I would ask Ms Uebbing and Catholic News Agency to stop constantly using the word “kids” to refer to children. In the above article Ms Uebbing uses it several times; while one of your headlines reads ‘Pope Francis: Love those who struggle, but don’t push gender theory on kids’. But in the article Pope Francis isn’t quoted as using the word ‘kids’. It is highly demeaning to children. It is considering them as second-class citizens to call them ‘kids’. In my opinion it’s bad write-as-you-speak journalism. The Catholic Church over recent décades has not had a good record on respecting children as the Holy See has acknowledged. Respect for children might start by considering them as fully-fledged human beings in their own right, not to be abbreviated or done down. I don’t care about so-called ‘political correctness’ as such. But I do care about children. So let’s call a child a child.
Kaitlin @ More Like Mary
Adrian G., I know Jenny can handle herself when it comes to comments, but I just have to say that if you feel Jenny doesn’t consider children “fully-fledged human beings in their own right” then you must not be a long-time reader of her blog. She has ample respect for children and speaks to this regularly. She is fully in line with the Church’s teachings on human dignity and has devoted countless hours defending and explaining those teachings in her corner of the internet (and received quite a bit of hate for it). It seems disingenuous to suggest that by abbreviating the word to “kid” she is somehow disrespecting children. “Kid” is a pretty common and accepted term that is used by all sorts of people in society, including those with great respect for said kids. When I’m asked “How many kids do you have?” it is in no way a statement about them having anything less than full human dignity.
Kaitlin @ More Like Mary
Jenny this was so beautiful. I love my own little Luke (#3) in the exact way you describe and it’s just such a wonderful, warm, fuzzy, giggly kind of love.
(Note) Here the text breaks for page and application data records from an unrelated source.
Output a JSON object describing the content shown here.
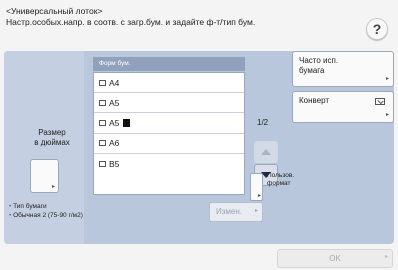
{
  "header": {
    "line1": "<Универсальный лоток>",
    "line2": "Настр.особых.напр. в соотв. с загр.бум. и задайте ф-т/тип бум."
  },
  "help_label": "?",
  "size_button": {
    "label_line1": "Размер",
    "label_line2": "в дюймах"
  },
  "list": {
    "header": "Форм бум.",
    "items": [
      "A4",
      "A5",
      "A5R",
      "A6",
      "B5"
    ],
    "selected": "A5R"
  },
  "pagination": "1/2",
  "right_buttons": {
    "frequent_line1": "Часто исп.",
    "frequent_line2": "бумага",
    "envelope": "Конверт"
  },
  "custom_format": {
    "line1": "Пользов.",
    "line2": "формат"
  },
  "paper_type": {
    "label": "Тип бумаги",
    "value": "Обычная 2 (75-90 г/м2)"
  },
  "change_button": "Измен.",
  "ok_button": "OK",
  "colors": {
    "panel": "#b9c7dc",
    "list_header": "#8fa1bd",
    "accent_dot": "#3a6fc4"
  }
}
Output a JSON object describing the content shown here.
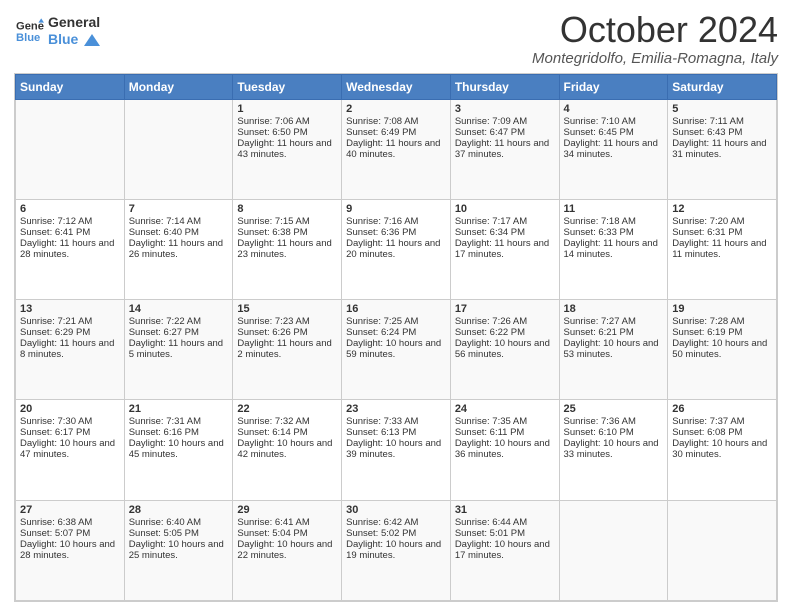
{
  "header": {
    "logo_line1": "General",
    "logo_line2": "Blue",
    "title": "October 2024",
    "subtitle": "Montegridolfo, Emilia-Romagna, Italy"
  },
  "days_of_week": [
    "Sunday",
    "Monday",
    "Tuesday",
    "Wednesday",
    "Thursday",
    "Friday",
    "Saturday"
  ],
  "weeks": [
    [
      {
        "day": "",
        "sunrise": "",
        "sunset": "",
        "daylight": ""
      },
      {
        "day": "",
        "sunrise": "",
        "sunset": "",
        "daylight": ""
      },
      {
        "day": "1",
        "sunrise": "Sunrise: 7:06 AM",
        "sunset": "Sunset: 6:50 PM",
        "daylight": "Daylight: 11 hours and 43 minutes."
      },
      {
        "day": "2",
        "sunrise": "Sunrise: 7:08 AM",
        "sunset": "Sunset: 6:49 PM",
        "daylight": "Daylight: 11 hours and 40 minutes."
      },
      {
        "day": "3",
        "sunrise": "Sunrise: 7:09 AM",
        "sunset": "Sunset: 6:47 PM",
        "daylight": "Daylight: 11 hours and 37 minutes."
      },
      {
        "day": "4",
        "sunrise": "Sunrise: 7:10 AM",
        "sunset": "Sunset: 6:45 PM",
        "daylight": "Daylight: 11 hours and 34 minutes."
      },
      {
        "day": "5",
        "sunrise": "Sunrise: 7:11 AM",
        "sunset": "Sunset: 6:43 PM",
        "daylight": "Daylight: 11 hours and 31 minutes."
      }
    ],
    [
      {
        "day": "6",
        "sunrise": "Sunrise: 7:12 AM",
        "sunset": "Sunset: 6:41 PM",
        "daylight": "Daylight: 11 hours and 28 minutes."
      },
      {
        "day": "7",
        "sunrise": "Sunrise: 7:14 AM",
        "sunset": "Sunset: 6:40 PM",
        "daylight": "Daylight: 11 hours and 26 minutes."
      },
      {
        "day": "8",
        "sunrise": "Sunrise: 7:15 AM",
        "sunset": "Sunset: 6:38 PM",
        "daylight": "Daylight: 11 hours and 23 minutes."
      },
      {
        "day": "9",
        "sunrise": "Sunrise: 7:16 AM",
        "sunset": "Sunset: 6:36 PM",
        "daylight": "Daylight: 11 hours and 20 minutes."
      },
      {
        "day": "10",
        "sunrise": "Sunrise: 7:17 AM",
        "sunset": "Sunset: 6:34 PM",
        "daylight": "Daylight: 11 hours and 17 minutes."
      },
      {
        "day": "11",
        "sunrise": "Sunrise: 7:18 AM",
        "sunset": "Sunset: 6:33 PM",
        "daylight": "Daylight: 11 hours and 14 minutes."
      },
      {
        "day": "12",
        "sunrise": "Sunrise: 7:20 AM",
        "sunset": "Sunset: 6:31 PM",
        "daylight": "Daylight: 11 hours and 11 minutes."
      }
    ],
    [
      {
        "day": "13",
        "sunrise": "Sunrise: 7:21 AM",
        "sunset": "Sunset: 6:29 PM",
        "daylight": "Daylight: 11 hours and 8 minutes."
      },
      {
        "day": "14",
        "sunrise": "Sunrise: 7:22 AM",
        "sunset": "Sunset: 6:27 PM",
        "daylight": "Daylight: 11 hours and 5 minutes."
      },
      {
        "day": "15",
        "sunrise": "Sunrise: 7:23 AM",
        "sunset": "Sunset: 6:26 PM",
        "daylight": "Daylight: 11 hours and 2 minutes."
      },
      {
        "day": "16",
        "sunrise": "Sunrise: 7:25 AM",
        "sunset": "Sunset: 6:24 PM",
        "daylight": "Daylight: 10 hours and 59 minutes."
      },
      {
        "day": "17",
        "sunrise": "Sunrise: 7:26 AM",
        "sunset": "Sunset: 6:22 PM",
        "daylight": "Daylight: 10 hours and 56 minutes."
      },
      {
        "day": "18",
        "sunrise": "Sunrise: 7:27 AM",
        "sunset": "Sunset: 6:21 PM",
        "daylight": "Daylight: 10 hours and 53 minutes."
      },
      {
        "day": "19",
        "sunrise": "Sunrise: 7:28 AM",
        "sunset": "Sunset: 6:19 PM",
        "daylight": "Daylight: 10 hours and 50 minutes."
      }
    ],
    [
      {
        "day": "20",
        "sunrise": "Sunrise: 7:30 AM",
        "sunset": "Sunset: 6:17 PM",
        "daylight": "Daylight: 10 hours and 47 minutes."
      },
      {
        "day": "21",
        "sunrise": "Sunrise: 7:31 AM",
        "sunset": "Sunset: 6:16 PM",
        "daylight": "Daylight: 10 hours and 45 minutes."
      },
      {
        "day": "22",
        "sunrise": "Sunrise: 7:32 AM",
        "sunset": "Sunset: 6:14 PM",
        "daylight": "Daylight: 10 hours and 42 minutes."
      },
      {
        "day": "23",
        "sunrise": "Sunrise: 7:33 AM",
        "sunset": "Sunset: 6:13 PM",
        "daylight": "Daylight: 10 hours and 39 minutes."
      },
      {
        "day": "24",
        "sunrise": "Sunrise: 7:35 AM",
        "sunset": "Sunset: 6:11 PM",
        "daylight": "Daylight: 10 hours and 36 minutes."
      },
      {
        "day": "25",
        "sunrise": "Sunrise: 7:36 AM",
        "sunset": "Sunset: 6:10 PM",
        "daylight": "Daylight: 10 hours and 33 minutes."
      },
      {
        "day": "26",
        "sunrise": "Sunrise: 7:37 AM",
        "sunset": "Sunset: 6:08 PM",
        "daylight": "Daylight: 10 hours and 30 minutes."
      }
    ],
    [
      {
        "day": "27",
        "sunrise": "Sunrise: 6:38 AM",
        "sunset": "Sunset: 5:07 PM",
        "daylight": "Daylight: 10 hours and 28 minutes."
      },
      {
        "day": "28",
        "sunrise": "Sunrise: 6:40 AM",
        "sunset": "Sunset: 5:05 PM",
        "daylight": "Daylight: 10 hours and 25 minutes."
      },
      {
        "day": "29",
        "sunrise": "Sunrise: 6:41 AM",
        "sunset": "Sunset: 5:04 PM",
        "daylight": "Daylight: 10 hours and 22 minutes."
      },
      {
        "day": "30",
        "sunrise": "Sunrise: 6:42 AM",
        "sunset": "Sunset: 5:02 PM",
        "daylight": "Daylight: 10 hours and 19 minutes."
      },
      {
        "day": "31",
        "sunrise": "Sunrise: 6:44 AM",
        "sunset": "Sunset: 5:01 PM",
        "daylight": "Daylight: 10 hours and 17 minutes."
      },
      {
        "day": "",
        "sunrise": "",
        "sunset": "",
        "daylight": ""
      },
      {
        "day": "",
        "sunrise": "",
        "sunset": "",
        "daylight": ""
      }
    ]
  ]
}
This line really struck me, “And it will be a new love, and a greater love, and a love that literally did not exist before the object of it’s affection did.” I’ve never thought of that before and it’s quite beautiful to meditate on.
Thank-you for your response. My point wasn’t about the content of Ms Uebbing’s blog; and I woudn’t dream of expressing any kind of personal hostility to a journalist. It’s about the term ‘kid’: a lot of things are accepted by society at large which are not necessarily good and I take issue with what I perceive is a slack verbal approach to children. Such a verbal approach could potentially be a sign of disrespect. I remember a Bruce Springsteen concert where he said ‘Children are a window onto grace’ – children, not kids.
Love to all, Adrian G.
Actually, I take offense to your use of the title “Ms” when referring to Mrs. Uebbing who is a married woman. Not that I’m expressing personal hostility to you, Adrian G, but we Catholics hold the Sacrament of Holy Matrimony in higher regard than the promotion of socially popular individualism.
Thank-you for your response. I certainly meant no offence by using the title “Ms” and apologise if you – or she – took it in bad part. I believe many women, British women at least are perfectly happy with the term “Ms” (and it’s standard nowadays in administrative papers for example). That said, I hold no truck with “socially popular individualism”, and am myself Catholic. Sincerely, AG
I enjoy my #4 baby so. much. I just delight in her more than I did with my first 3. It really is a letting go of unrealistic expectations and a shift in values. It helps that #4’s older siblings delight in her as well. The kids love making her smile or laugh. I roll my eyes at the phrase “the love multiplies,” but it really is true.